Under Rule 11 of the Rules Governing § 2255 Proceedings, the Court must consider whether it should issue a Certificate of Appealability when entering a final order adverse to a petitioner. A district court may issue a Certificate only if "the applicant has made a substantial showing of the denial of a constitutional right." 28 U.S.C. § 2253(c)(2). The standard for making a "substantial showing" is whether "reasonable jurists would find the district court's assessment of the constitutional claims debatable or wrong." Slack v. McDaniel, 529 U.S. 473, 484 (2000). If a court denies a petition on procedural grounds, a petitioner must show that both the procedural ruling and the underlying constitutional claim are debatable. Id. at 484.
No conceivable constitutional violation arises out of the Court's decision against adopting a replacement crack to powder ratio in Ramsey's case. It is also not debatable among reasonable jurists that Ramsey's counsel provided him with constitutionally adequate assistance.
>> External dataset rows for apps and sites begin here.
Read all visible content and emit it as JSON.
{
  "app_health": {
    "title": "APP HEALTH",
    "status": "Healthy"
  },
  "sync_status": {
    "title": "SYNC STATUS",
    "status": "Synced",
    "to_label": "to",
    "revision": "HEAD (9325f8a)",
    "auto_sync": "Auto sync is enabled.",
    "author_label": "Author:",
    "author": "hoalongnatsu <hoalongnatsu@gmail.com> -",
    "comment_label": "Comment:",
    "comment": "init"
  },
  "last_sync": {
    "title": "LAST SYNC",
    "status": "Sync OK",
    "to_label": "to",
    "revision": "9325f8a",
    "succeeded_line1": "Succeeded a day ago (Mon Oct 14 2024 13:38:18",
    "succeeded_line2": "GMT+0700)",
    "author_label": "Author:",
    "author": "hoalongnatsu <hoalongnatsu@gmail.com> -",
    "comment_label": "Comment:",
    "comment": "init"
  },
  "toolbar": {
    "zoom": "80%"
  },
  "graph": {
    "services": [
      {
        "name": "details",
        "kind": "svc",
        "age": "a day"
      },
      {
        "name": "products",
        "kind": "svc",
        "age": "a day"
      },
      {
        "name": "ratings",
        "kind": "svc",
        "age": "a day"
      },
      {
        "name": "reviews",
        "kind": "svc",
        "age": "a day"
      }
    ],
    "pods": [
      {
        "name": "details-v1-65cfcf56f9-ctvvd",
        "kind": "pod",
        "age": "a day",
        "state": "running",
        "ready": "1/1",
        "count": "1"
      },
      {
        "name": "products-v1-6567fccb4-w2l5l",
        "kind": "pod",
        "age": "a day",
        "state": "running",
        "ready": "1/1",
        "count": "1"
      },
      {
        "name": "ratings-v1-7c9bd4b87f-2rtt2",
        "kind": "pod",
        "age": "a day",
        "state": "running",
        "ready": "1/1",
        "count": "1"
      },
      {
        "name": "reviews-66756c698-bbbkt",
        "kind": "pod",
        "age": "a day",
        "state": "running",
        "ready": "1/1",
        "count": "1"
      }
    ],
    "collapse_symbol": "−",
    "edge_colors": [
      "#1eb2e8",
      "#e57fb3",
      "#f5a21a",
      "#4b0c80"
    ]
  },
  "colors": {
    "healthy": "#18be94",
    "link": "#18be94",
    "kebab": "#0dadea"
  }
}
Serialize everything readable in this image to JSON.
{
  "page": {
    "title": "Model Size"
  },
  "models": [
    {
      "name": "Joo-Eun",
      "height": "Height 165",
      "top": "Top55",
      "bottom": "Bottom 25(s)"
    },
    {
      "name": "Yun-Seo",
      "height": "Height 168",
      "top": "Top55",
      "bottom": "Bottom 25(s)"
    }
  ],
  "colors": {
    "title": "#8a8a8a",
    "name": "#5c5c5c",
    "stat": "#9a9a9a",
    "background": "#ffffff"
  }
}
Because Ramsey failed to make a substantial showing of the denial of a constitutional right, he is not entitled to a Certificate of Appealability.
For the foregoing reasons, Ramsey's Petition for motion for a sentence correction pursuant to 28 U.S.C. § 2255 is DENIED. The Court declines to issue a Certificate of Appealability.
David H. Coar United States District Judge